# WHAT NEEDS TO BE DONE:
Among the entries below, find each line with "title" and show it.

[Interface dataset entries]
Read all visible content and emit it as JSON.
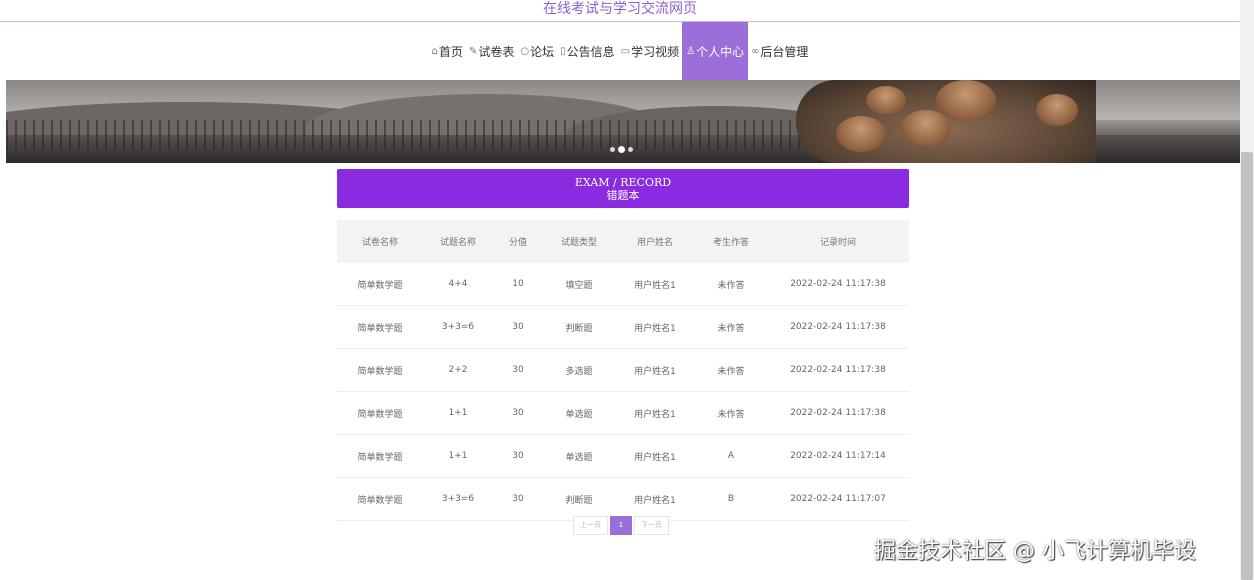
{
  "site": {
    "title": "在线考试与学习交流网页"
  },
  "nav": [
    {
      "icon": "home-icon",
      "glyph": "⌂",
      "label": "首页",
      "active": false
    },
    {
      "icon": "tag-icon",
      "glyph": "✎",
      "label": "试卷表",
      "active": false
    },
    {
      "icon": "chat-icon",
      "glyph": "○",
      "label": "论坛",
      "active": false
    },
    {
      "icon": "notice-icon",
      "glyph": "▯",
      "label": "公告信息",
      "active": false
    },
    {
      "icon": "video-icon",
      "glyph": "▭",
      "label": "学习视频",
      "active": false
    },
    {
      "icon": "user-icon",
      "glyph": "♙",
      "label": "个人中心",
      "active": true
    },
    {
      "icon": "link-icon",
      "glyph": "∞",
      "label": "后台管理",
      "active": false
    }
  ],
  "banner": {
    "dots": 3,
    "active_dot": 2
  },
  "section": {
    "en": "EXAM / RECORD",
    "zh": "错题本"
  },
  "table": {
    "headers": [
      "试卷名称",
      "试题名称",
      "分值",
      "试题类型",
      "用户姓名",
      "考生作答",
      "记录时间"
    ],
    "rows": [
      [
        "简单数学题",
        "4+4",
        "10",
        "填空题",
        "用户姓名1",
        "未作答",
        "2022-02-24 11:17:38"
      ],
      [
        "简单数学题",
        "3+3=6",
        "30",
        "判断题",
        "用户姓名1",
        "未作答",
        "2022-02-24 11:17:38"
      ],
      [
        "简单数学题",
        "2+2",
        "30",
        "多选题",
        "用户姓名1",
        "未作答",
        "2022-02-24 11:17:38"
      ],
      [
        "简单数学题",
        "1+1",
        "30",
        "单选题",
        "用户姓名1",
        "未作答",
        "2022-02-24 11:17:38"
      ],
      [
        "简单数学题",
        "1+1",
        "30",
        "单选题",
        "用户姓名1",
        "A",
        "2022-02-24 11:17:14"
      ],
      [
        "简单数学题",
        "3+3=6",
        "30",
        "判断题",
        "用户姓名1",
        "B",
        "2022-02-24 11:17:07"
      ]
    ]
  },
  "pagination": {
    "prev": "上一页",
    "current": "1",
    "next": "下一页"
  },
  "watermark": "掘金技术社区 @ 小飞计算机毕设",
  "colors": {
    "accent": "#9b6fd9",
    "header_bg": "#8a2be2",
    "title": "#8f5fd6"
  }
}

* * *

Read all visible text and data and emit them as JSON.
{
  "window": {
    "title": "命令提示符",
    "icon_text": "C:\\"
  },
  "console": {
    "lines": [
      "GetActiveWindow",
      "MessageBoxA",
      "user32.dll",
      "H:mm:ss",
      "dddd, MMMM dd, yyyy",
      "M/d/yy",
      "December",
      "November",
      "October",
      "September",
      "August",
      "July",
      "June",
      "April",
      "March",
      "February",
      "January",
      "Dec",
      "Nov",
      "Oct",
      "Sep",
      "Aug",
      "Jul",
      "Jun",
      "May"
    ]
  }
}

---

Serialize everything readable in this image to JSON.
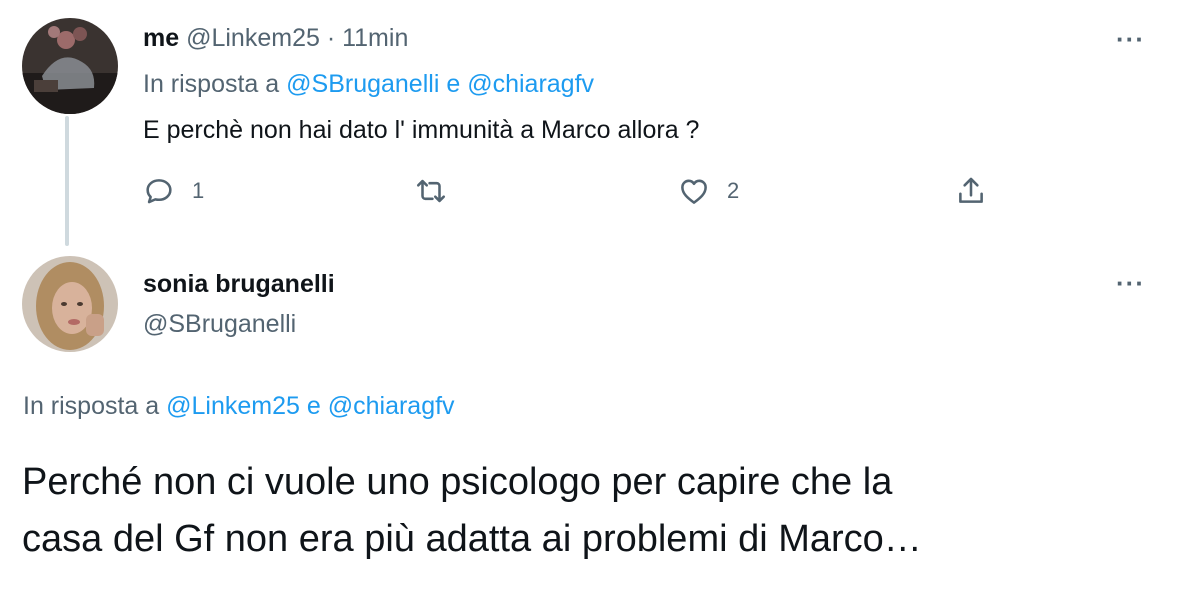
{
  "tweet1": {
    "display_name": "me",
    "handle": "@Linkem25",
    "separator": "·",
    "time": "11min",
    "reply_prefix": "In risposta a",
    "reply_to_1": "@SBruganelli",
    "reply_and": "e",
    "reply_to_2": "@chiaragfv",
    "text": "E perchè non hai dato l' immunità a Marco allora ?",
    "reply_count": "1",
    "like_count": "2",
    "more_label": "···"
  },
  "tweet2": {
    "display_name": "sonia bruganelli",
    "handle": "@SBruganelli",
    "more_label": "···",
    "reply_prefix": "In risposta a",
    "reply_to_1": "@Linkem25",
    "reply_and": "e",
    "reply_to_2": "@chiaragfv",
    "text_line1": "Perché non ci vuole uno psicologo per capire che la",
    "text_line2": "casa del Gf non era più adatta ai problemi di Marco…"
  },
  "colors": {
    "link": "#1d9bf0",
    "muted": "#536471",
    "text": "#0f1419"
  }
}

# TASK OUTPUT:
    "title": "在线考试与学习交流网页"
    "title": "#8f5fd6"
    "title": "命令提示符",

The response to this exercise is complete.